A recent field day at the Waikeria Prison Farm near Te Awamutu offered farmers the chance to see what goes on “behind the wire”, alongside introducing the idea of farmers employing offenders near the end or after the term of their sentences.
However, it is reminding farmers to remain vigilant. It says not easing off is critical if we are to track down and eradicate this disease.
“Although we are on track to achieve eradication, there is still a lot of hard work ahead of us and we do expect to find more infected herds as the programme continues,” DairyNZ says.
The industry-good organisation continues to be actively involved in the M. bovis Programme, at both the governance level and on the ground supporting farmers.
As at 23 September 2020:
There have been 252 confirmed properties to date with just three Active Confirmed Properties and the remaining cleared.
Of these, 135 confirmed properties have been beef, 62 dairy and 55 classified as others, such as calf rearer, grazing and lifestyle.
There are currently 36 farms under notices of direction (movement controls when there’s a high risk that cattle on the farm may be infected).
There are currently 170 active surveillance properties (farms with a low risk of having been exposed to M. bovis are required to undergo testing to ensure that there is no infection in their cattle).
$175.9 million has been paid out in compensation.
Bulk Tank Milk screening
The August Bulk Tank Milk screening (BTM) has been completed and, as anticipated for this time of year, it has returned a number of ‘detect’ results.
There has been a rise in reported movement restrictions (NODs) as on-farm investigation is carried out to determine the infection status for these farms progresses.
DairyNZ says farms with detect results are contacted by programme staff to work through next steps.

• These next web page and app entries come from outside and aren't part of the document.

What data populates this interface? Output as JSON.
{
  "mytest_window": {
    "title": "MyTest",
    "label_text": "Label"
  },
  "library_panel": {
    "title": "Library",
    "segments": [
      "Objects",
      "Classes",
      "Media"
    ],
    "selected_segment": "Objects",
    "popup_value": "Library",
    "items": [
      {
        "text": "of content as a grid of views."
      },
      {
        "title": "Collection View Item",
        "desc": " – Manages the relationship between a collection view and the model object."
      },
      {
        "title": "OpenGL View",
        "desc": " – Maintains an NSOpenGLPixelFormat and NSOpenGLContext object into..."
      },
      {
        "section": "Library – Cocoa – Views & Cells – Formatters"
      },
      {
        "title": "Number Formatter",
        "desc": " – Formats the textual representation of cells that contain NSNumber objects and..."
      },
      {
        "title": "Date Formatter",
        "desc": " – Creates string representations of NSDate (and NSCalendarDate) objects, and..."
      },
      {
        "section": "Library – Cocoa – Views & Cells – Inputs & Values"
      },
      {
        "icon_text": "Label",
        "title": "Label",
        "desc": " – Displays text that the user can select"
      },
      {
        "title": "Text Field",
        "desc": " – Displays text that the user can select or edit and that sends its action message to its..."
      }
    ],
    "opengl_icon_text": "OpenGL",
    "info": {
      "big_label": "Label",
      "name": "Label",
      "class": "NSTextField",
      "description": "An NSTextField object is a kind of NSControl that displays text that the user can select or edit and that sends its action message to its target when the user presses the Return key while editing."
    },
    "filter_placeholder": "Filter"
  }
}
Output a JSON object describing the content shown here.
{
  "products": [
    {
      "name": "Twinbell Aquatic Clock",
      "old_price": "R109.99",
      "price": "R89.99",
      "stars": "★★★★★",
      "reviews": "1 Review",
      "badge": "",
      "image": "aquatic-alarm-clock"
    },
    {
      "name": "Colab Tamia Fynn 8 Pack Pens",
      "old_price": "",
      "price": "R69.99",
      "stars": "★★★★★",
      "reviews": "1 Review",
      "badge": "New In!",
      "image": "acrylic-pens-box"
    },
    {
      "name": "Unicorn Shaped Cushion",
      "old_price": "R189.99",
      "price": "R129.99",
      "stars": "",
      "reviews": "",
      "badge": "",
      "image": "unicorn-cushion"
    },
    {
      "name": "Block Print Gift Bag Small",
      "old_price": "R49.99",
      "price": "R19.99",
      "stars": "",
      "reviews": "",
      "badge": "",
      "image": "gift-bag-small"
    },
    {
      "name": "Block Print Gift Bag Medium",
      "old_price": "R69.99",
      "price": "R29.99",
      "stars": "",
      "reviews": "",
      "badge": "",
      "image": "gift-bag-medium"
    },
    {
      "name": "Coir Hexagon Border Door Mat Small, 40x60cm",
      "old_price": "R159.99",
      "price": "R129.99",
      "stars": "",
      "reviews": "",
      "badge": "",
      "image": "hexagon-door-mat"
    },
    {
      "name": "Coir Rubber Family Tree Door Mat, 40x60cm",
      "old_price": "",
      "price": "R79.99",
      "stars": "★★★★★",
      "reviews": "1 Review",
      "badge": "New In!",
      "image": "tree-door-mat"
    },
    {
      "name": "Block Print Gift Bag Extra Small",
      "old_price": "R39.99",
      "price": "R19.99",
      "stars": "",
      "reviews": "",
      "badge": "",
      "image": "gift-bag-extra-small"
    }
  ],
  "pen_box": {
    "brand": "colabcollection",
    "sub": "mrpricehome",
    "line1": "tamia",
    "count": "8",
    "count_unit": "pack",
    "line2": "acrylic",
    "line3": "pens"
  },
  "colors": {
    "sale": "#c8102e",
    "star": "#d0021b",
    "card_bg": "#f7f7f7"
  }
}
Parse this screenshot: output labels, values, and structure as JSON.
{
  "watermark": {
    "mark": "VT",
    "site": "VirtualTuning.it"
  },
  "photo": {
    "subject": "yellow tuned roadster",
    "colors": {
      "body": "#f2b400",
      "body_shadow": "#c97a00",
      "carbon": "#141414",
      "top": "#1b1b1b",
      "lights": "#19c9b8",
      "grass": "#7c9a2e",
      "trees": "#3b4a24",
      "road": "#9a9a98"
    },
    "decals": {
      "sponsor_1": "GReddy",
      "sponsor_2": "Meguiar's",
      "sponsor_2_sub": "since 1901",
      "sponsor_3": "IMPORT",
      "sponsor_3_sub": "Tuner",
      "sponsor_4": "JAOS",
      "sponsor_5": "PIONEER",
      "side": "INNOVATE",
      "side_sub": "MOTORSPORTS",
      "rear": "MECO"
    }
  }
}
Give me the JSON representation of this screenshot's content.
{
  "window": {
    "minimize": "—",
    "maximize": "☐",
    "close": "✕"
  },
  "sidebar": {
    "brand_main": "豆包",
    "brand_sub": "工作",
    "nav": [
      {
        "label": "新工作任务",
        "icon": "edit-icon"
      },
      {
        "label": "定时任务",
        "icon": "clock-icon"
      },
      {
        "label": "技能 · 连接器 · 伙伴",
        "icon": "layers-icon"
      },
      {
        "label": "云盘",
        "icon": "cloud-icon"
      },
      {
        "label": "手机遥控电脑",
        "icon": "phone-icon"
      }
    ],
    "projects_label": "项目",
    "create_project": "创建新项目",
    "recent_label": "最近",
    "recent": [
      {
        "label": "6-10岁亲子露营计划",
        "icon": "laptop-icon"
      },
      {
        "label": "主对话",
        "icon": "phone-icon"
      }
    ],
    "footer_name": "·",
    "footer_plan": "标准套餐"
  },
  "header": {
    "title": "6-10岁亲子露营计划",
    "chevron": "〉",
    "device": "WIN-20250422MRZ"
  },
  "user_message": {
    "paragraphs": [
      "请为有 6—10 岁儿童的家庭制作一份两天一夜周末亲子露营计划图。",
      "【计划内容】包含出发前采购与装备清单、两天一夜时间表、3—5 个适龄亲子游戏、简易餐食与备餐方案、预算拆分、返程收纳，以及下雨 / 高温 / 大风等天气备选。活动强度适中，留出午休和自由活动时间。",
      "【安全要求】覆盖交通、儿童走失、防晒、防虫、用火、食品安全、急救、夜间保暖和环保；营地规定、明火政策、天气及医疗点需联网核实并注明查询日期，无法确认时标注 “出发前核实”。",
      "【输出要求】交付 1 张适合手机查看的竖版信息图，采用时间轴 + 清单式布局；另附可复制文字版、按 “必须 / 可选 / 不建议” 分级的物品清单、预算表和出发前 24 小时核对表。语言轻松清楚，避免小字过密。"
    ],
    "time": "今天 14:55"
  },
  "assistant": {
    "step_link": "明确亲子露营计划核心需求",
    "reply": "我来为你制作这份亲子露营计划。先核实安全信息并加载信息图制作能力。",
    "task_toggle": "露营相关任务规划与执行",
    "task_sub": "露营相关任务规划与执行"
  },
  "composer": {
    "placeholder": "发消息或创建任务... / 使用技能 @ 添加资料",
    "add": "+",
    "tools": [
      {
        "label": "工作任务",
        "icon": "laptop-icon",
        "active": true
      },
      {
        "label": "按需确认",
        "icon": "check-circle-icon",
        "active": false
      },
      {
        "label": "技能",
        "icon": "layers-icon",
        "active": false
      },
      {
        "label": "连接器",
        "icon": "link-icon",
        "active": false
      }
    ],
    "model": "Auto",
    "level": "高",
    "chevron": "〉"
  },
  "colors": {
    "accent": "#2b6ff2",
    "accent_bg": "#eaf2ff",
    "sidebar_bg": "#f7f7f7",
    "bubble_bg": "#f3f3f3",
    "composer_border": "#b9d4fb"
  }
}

“Currently we have two new confirmed properties and one that is still under investigation, which may be confirmed once final test results come back. These newly identified properties show our national surveillance programme working as it should – by detecting possible cases and showing us where we need to look to eliminate the infection.
“It’s difficult to say how many new infected dairy farms will be identified throughout the spring 2020 bulk tank milk screening. We have always said we would see more infected properties over spring.
“This is when we do more tests, so it makes sense that we also report more detects during this time. It’s when the animals are under stress from calving and milking. We also have 2018-born animals on the milking platform for the first time.”
DairyNZ says investigations are continuing into five dairy farms which returned September BTM ‘detect’ results, a much smaller number than in August.
Bulk tank milk screening plays an important role in looking for infection outside the tracing network. It will also play an important long-term role in gathering the evidence we need to declare freedom from M. bovis in New Zealand.
The National Beef Cattle Surveillance programme covers screening of beef cattle not connected to the known network of infected properties, sampled at meat processing or alongside TB testing.
As of 16 September 2020, some 58,000 animals, from over 2400 farms have had samples collected for testing and only six farms have required further on-farm investigation.
Results from the beef surveillance programme provide an important indication that the disease is not widespread in New Zealand’s beef cattle population.
DairyNZ says as we continue to find fewer and fewer cases, the programme’s efforts will be focused on national surveillance to provide confidence that the disease is absent. An independent Technical Advisory Group will be convened to review plans for this ‘evidence of absence phase’.